The Serious Organised Crime Agency’s website was taken offline on Wednesday following a Distributed Denial of Service attack. Soca recently took down 36 sites involved in selling large quantities of stolen credit card data, but a spokesman for the UK agency would not confirm whether or not it knew who was behind the attack or why it took place.
The spokesman was quick to downplay the incident and point out that no confidential information was ever in danger of being stolen or made public, saying:
“DDoS attacks are a temporary inconvenience to website visitors but do not pose a security risk… Soca’s website contains only publicly available information and does not provide access to operational material.” He went on to add that when the site was taken offline on Wednesday evening, Soca “took action to limit the impact on other clients hosted by the [same] service provider.”
This not the first time that the Soca’s website has been targeted. In June 2011 members of the hacktivist group LulzSec forced the site to be taken offline using similar techniques. But why haven’t sites wised up to DDoS attacks?
Rik Ferguson, a security expert from Trend Micro, said that while it is possible for many sites to protect themselves from DDoS attacks, the cost cannot always be justified. His analogy may seem a little silly, but it does make a good point:
“The sensible person doesn’t walk around in a beekeeper’s outfit to keep the wasps away from their ice cream in summer. The sensible person accepts that wasps are attracted to ice cream and that wasps will always outnumber ice creams.”
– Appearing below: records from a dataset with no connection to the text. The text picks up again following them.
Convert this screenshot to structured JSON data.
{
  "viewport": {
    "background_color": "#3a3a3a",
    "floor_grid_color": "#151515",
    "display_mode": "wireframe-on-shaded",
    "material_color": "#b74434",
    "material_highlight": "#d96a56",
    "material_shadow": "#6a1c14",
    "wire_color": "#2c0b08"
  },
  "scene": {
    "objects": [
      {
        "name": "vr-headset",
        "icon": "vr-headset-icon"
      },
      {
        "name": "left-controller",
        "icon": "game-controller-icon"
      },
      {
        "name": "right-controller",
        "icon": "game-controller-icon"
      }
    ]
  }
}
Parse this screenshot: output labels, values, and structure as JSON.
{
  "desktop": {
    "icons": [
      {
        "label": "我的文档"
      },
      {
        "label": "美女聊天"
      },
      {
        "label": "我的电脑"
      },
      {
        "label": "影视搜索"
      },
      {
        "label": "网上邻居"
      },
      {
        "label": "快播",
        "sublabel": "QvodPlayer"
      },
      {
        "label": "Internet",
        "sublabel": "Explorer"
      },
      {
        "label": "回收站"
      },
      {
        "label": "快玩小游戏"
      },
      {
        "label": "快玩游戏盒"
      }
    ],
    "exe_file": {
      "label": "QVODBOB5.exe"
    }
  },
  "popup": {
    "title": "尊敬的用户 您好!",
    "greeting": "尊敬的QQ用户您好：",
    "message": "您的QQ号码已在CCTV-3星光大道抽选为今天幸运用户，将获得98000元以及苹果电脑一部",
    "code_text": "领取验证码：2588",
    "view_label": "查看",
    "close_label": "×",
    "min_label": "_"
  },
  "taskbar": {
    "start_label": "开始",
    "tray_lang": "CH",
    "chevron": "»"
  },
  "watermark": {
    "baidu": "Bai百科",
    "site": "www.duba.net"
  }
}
In recent years we are seeing an increasing number of attacks aimed at bringing down websites. But I suppose the question is when will this end? Even though hackers are being arrested, as their skills increase it can become harder to track those still operational. Do you think that the authorities will ever purge the web of hacktivists?